It’s not easy Making Change in a Democracy. It can be from within or without, violent or just complicated, led by heroic individuals or ordinary people, gradual or sudden. This year, John Jay Homestead will welcome three writers who address some of our most tumultuous changes.
Lectures are held in the Ballroom at John Jay Homestead at 7 p.m. Registration begins at 6:30 p.m. with light refreshments. A book signing will follow the lectures.
Frederick Douglass: Prophet of Freedom
David Blight, January 17
This is the long-awaited definitive biography of Frederick Douglass, the escaped slave who became one of the leading intellects and political leaders of his era, often called the “greatest American of the nineteenth Century.” Blight is the Director of the Gilder Lehrman Center for the Study of Slavery, Resistance, and Abolition, at Yale; author or editor of fourteen other books; and winner of multiple awards, including the Bancroft, Lincoln and Frederick Douglass Prizes.
The Woman’s Hour: The Great Fight to Win the Vote
Elaine Weiss, February 21
Weiss tells the gripping story of the climax of the fight to ratify the 19th Amendment, replete with heroism, skullduggery, and suspense, coordination and conflict with other reform movements, and leadership by individuals famous and less than famous. The book has been optioned by Steven Spielberg’s Amblin Television, to become a movie or limited series. Weiss is also the author of Fruits of Victory: The Woman’s Land Army of America in the Great War.
No Property in Man: Slavery & Antislavery at the Nation’s Founding
Sean Wilentz, March 14
Rather than presenting the Constitution as a cynical political bargain enshrining slavery in the new nation, Wilentz argues that it actually restricted slavery’s legitimacy, and kept alive the eventual possibility of antislavery politics at the national level.
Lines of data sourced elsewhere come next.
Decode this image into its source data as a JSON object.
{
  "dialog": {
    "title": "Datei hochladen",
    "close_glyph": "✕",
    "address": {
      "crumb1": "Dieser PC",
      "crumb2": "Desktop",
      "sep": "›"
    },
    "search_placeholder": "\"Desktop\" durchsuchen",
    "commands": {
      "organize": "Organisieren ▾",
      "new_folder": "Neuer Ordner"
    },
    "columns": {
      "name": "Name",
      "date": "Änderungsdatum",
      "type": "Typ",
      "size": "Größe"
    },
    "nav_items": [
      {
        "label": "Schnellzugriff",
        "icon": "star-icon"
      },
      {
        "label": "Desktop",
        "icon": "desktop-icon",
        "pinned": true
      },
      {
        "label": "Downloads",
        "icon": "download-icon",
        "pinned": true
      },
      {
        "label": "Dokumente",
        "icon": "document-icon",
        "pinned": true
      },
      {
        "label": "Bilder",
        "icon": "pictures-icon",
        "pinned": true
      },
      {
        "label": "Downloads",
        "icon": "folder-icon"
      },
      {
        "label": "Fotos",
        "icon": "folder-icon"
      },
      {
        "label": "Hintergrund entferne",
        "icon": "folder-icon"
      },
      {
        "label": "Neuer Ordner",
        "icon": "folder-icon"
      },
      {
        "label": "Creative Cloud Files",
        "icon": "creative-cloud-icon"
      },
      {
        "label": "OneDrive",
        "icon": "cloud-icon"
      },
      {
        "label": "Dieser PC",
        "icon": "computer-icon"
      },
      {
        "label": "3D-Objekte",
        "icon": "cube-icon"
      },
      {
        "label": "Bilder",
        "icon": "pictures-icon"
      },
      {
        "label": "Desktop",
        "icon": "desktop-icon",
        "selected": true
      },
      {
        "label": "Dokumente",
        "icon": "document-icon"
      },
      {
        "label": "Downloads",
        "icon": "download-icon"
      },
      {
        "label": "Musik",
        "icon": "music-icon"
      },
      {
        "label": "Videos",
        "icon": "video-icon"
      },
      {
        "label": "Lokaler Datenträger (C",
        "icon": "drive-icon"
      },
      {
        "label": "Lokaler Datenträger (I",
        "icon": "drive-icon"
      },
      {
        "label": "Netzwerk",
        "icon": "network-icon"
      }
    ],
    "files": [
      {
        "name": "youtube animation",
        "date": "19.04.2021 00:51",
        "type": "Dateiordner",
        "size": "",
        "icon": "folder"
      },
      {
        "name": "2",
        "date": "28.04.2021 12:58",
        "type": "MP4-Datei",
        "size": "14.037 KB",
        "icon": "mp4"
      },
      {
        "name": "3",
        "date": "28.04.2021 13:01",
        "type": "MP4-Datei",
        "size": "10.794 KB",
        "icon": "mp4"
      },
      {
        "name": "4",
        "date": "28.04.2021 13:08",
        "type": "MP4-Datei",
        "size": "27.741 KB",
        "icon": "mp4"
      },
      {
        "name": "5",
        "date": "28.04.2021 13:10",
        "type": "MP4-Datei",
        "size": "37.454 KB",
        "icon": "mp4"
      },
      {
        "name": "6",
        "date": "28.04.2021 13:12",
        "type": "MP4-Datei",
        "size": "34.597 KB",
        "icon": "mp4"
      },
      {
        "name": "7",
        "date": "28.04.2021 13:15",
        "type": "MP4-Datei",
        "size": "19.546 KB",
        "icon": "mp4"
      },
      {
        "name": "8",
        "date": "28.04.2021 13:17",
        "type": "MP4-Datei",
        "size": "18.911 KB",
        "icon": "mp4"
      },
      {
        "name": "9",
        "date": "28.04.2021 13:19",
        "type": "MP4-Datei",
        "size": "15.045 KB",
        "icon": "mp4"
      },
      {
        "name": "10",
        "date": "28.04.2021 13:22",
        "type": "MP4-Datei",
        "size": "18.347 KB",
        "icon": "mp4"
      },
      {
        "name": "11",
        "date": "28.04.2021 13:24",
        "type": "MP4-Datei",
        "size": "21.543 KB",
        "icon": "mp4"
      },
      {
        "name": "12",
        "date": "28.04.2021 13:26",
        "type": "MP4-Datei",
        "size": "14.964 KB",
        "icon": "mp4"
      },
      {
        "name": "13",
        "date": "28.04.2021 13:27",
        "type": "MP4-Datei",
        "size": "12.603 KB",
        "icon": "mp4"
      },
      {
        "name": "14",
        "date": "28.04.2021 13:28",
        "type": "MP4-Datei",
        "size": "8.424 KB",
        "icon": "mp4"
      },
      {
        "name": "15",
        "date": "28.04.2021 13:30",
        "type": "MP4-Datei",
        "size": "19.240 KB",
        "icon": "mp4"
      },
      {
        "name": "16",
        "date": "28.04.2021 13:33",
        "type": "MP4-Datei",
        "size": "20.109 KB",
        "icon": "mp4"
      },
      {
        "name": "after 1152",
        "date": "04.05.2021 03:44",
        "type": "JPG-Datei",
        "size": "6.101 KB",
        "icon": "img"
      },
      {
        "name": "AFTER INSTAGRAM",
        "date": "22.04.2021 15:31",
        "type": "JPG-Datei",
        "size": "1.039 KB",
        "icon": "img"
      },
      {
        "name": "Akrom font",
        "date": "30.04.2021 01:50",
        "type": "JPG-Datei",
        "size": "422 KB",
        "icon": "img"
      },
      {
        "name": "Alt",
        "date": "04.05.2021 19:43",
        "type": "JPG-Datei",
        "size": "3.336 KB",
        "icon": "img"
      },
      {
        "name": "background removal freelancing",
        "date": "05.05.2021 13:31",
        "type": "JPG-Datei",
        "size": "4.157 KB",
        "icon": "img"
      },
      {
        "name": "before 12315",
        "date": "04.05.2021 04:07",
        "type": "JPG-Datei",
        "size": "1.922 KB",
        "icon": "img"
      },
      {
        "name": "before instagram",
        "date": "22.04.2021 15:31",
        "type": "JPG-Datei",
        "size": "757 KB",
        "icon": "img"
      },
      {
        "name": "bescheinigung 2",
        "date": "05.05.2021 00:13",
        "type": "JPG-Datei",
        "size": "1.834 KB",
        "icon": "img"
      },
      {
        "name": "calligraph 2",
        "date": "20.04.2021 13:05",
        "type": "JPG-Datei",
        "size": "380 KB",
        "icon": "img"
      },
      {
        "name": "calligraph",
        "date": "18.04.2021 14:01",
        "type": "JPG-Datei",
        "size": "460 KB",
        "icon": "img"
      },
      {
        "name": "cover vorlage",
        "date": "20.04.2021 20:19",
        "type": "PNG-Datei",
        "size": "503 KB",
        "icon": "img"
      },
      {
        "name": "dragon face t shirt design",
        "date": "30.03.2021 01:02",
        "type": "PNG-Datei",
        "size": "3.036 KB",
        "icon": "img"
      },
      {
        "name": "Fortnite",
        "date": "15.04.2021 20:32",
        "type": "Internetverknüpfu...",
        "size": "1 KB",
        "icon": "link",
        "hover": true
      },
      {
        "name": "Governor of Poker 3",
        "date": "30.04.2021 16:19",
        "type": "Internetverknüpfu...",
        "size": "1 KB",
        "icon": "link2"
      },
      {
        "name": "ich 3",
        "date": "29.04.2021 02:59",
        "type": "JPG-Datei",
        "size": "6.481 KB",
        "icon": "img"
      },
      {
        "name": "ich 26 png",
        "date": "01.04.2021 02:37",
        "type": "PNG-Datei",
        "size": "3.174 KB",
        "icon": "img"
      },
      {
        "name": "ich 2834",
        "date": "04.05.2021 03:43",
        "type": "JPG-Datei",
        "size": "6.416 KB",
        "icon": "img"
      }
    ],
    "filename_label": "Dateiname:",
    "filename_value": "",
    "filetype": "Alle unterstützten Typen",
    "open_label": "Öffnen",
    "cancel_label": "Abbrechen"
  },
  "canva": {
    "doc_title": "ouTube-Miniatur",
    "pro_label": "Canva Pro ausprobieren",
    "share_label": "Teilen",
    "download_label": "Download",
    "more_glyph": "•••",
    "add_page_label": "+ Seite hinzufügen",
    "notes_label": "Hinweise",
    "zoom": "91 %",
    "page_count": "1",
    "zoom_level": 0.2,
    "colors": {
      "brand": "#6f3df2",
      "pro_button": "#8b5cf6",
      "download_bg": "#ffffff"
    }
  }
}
Wilentz is the George Henry Davis 1886 Professor of American History at Princeton, author of seven other books and co-author or editor of many more, and the winner of multiple prizes and awards. He is also historian-in-residence at Bob Dylan’s official website.
John Jay Homestead is located at 400 Jay St, Katonah. Call: 914.232.8119